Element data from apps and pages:
┄┄┄┄┄┄┄┄┄┄┄┄┄┄┄┄┄┄┄┄

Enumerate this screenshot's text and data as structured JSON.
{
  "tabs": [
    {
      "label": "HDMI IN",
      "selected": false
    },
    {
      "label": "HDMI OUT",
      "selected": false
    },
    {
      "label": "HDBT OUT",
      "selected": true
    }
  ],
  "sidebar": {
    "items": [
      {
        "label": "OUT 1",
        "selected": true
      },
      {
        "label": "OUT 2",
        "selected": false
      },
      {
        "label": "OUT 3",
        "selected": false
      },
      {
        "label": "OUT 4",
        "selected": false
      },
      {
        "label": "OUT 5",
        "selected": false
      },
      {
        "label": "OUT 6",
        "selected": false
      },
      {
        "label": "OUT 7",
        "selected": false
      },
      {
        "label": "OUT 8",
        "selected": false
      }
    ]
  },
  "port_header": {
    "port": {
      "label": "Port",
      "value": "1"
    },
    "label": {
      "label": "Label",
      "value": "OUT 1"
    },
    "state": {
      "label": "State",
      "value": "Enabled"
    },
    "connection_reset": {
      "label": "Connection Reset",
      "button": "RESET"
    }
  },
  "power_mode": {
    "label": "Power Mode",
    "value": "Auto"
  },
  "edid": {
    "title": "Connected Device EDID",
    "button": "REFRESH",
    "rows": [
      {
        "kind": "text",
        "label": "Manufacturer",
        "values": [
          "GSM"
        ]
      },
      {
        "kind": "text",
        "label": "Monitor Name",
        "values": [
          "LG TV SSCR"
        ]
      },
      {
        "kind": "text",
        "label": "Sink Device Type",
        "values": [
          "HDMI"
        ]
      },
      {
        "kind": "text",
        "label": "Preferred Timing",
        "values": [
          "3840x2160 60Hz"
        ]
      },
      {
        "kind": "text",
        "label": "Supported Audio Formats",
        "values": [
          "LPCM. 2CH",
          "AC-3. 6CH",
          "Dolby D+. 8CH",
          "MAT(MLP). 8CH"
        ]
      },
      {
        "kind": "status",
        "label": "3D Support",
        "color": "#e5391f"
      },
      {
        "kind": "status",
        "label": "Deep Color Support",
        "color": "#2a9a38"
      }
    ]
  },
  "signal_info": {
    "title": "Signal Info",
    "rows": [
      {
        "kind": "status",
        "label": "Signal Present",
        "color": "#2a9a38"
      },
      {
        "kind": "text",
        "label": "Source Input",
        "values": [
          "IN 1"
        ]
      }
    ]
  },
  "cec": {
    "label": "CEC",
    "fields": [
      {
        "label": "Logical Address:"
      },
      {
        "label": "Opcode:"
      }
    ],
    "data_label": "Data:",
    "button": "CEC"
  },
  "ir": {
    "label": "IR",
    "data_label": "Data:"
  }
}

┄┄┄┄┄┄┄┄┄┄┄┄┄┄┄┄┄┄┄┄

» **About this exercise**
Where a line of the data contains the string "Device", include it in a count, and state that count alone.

» **Response to the task**
2